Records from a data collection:

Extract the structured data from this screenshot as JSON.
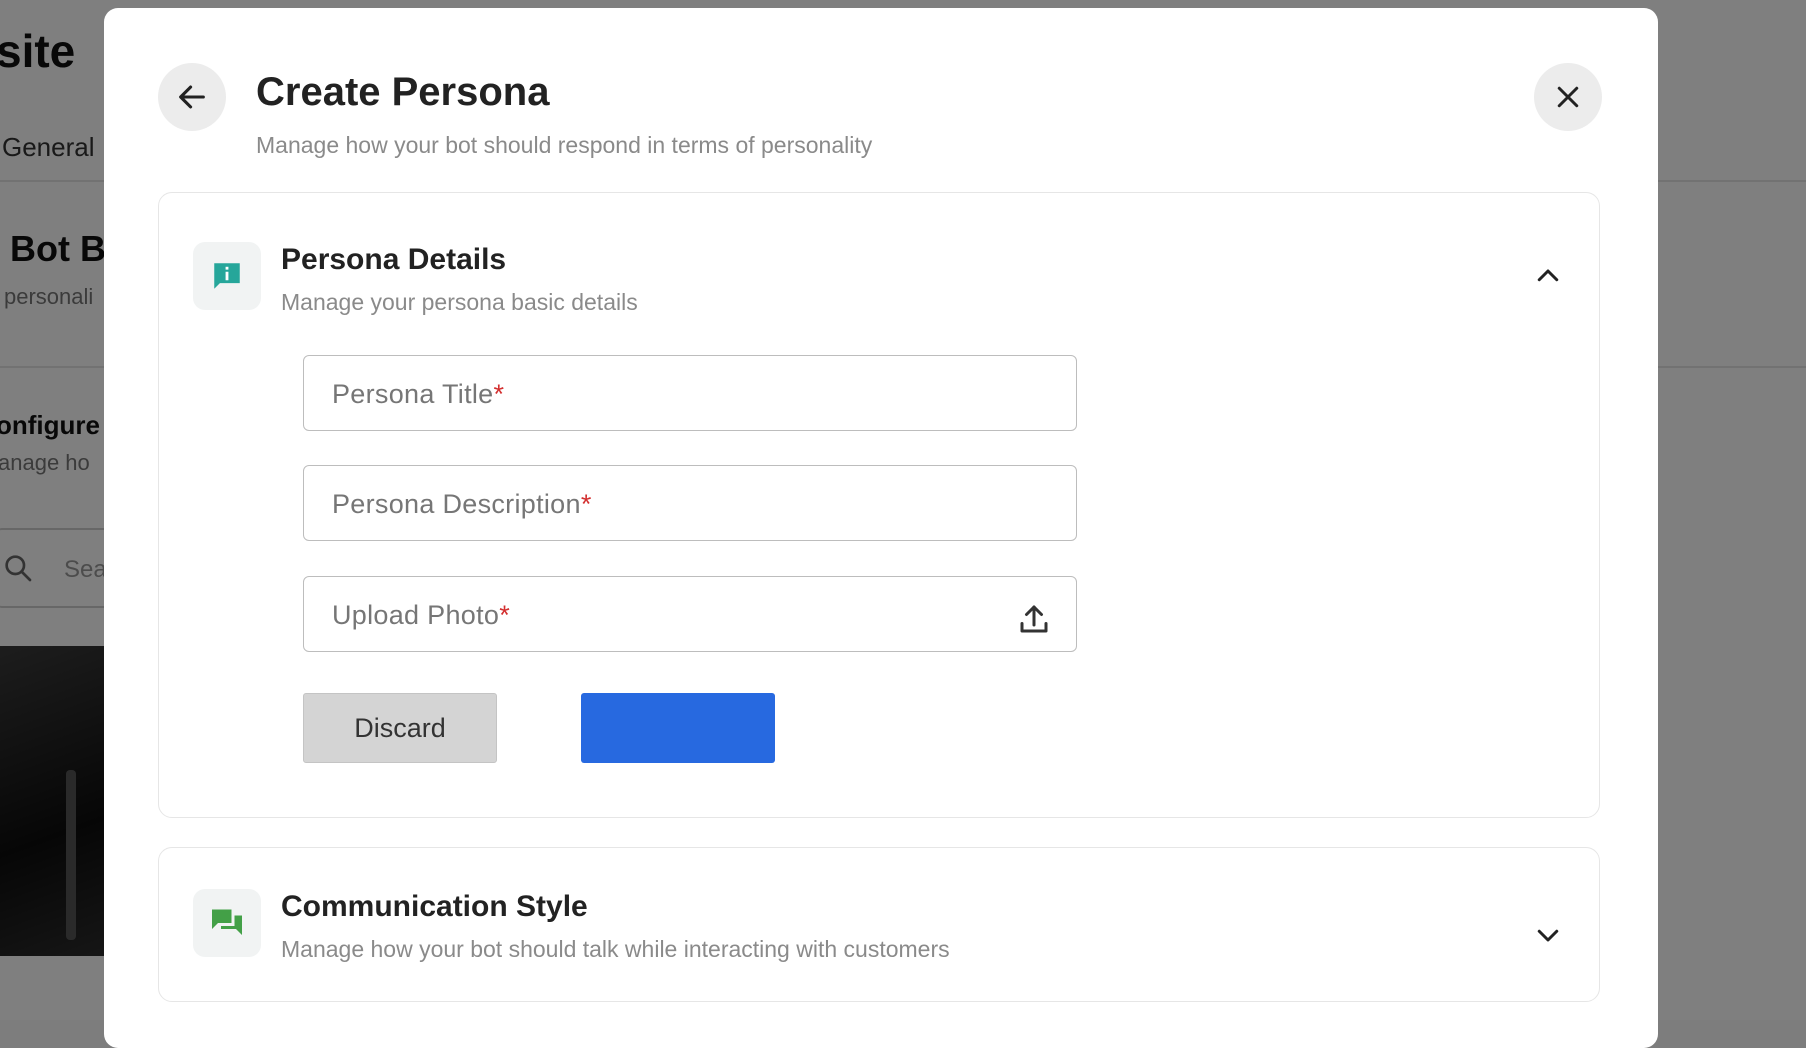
{
  "background": {
    "page_title": "site",
    "tab_label": "General",
    "section_heading": "Bot B",
    "section_sub": "personali",
    "config_heading": "onfigure",
    "config_sub": "anage ho",
    "search_placeholder": "Sea"
  },
  "modal": {
    "title": "Create Persona",
    "subtitle": "Manage how your bot should respond in terms of personality",
    "back_icon": "arrow-left-icon",
    "close_icon": "close-icon"
  },
  "persona_details": {
    "title": "Persona Details",
    "subtitle": "Manage your persona basic details",
    "icon": "info-chat-icon",
    "icon_color": "#26a69a",
    "expanded": true,
    "fields": {
      "title": {
        "label": "Persona Title",
        "required_mark": "*",
        "value": ""
      },
      "description": {
        "label": "Persona Description",
        "required_mark": "*",
        "value": ""
      },
      "photo": {
        "label": "Upload Photo",
        "required_mark": "*",
        "icon": "upload-icon"
      }
    },
    "discard_label": "Discard",
    "save_label": "",
    "save_color": "#2769e0"
  },
  "communication_style": {
    "title": "Communication Style",
    "subtitle": "Manage how your bot should talk while interacting with customers",
    "icon": "chat-bubbles-icon",
    "icon_color": "#43a047",
    "expanded": false
  }
}
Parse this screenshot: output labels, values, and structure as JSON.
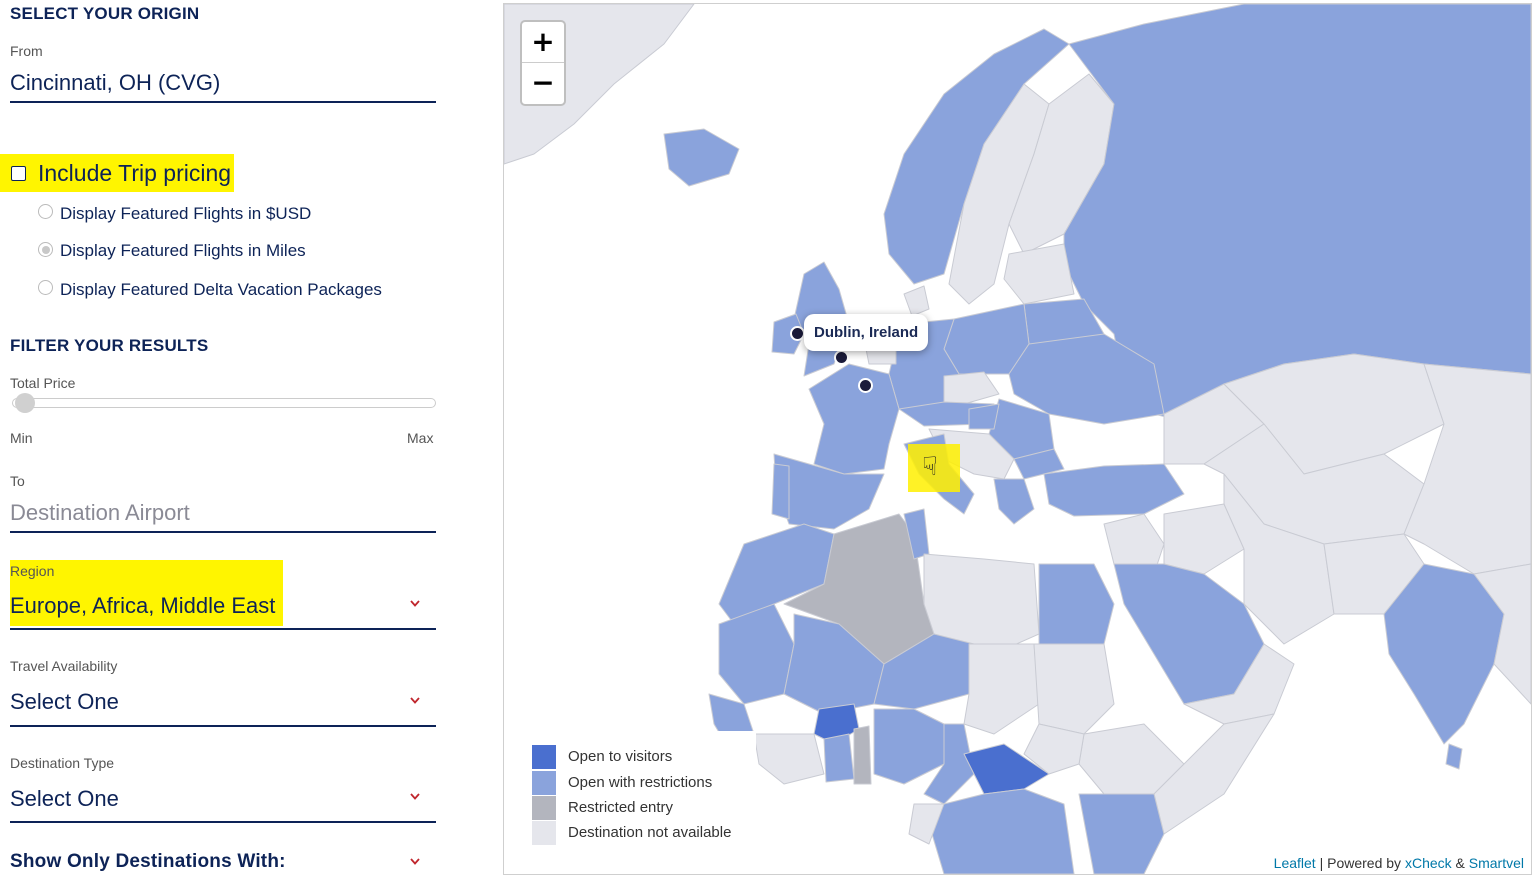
{
  "origin": {
    "section_title": "SELECT YOUR ORIGIN",
    "from_label": "From",
    "from_value": "Cincinnati, OH (CVG)"
  },
  "trip_pricing": {
    "label": "Include Trip pricing",
    "checked": false,
    "options": [
      {
        "label": "Display Featured Flights in $USD",
        "selected": false
      },
      {
        "label": "Display Featured Flights in Miles",
        "selected": true
      },
      {
        "label": "Display Featured Delta Vacation Packages",
        "selected": false
      }
    ]
  },
  "filter": {
    "section_title": "FILTER YOUR RESULTS",
    "total_price_label": "Total Price",
    "slider_value": 0,
    "min_label": "Min",
    "max_label": "Max",
    "to_label": "To",
    "destination_placeholder": "Destination Airport",
    "region_label": "Region",
    "region_value": "Europe, Africa, Middle East",
    "travel_label": "Travel Availability",
    "travel_value": "Select One",
    "dest_type_label": "Destination Type",
    "dest_type_value": "Select One",
    "show_only_label": "Show Only Destinations With:"
  },
  "map": {
    "zoom_in": "+",
    "zoom_out": "−",
    "popup_text": "Dublin, Ireland",
    "legend": [
      {
        "label": "Open to visitors",
        "color": "#4a6fcf"
      },
      {
        "label": "Open with restrictions",
        "color": "#8aa3dc"
      },
      {
        "label": "Restricted entry",
        "color": "#b3b5be"
      },
      {
        "label": "Destination not available",
        "color": "#e5e6ec"
      }
    ],
    "attribution": {
      "leaflet": "Leaflet",
      "sep": " | ",
      "powered": "Powered by ",
      "xcheck": "xCheck",
      "amp": " & ",
      "smartvel": "Smartvel"
    },
    "colors": {
      "open": "#4a6fcf",
      "restrictions": "#8aa3dc",
      "restricted": "#b3b5be",
      "unavailable": "#e5e6ec",
      "border": "#c9cbd3"
    },
    "cursor_icon": "hand-cursor-icon"
  }
}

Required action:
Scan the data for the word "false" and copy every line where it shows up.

Response box:
    "expanded": false
    "checked": false,
        "selected": false
        "selected": false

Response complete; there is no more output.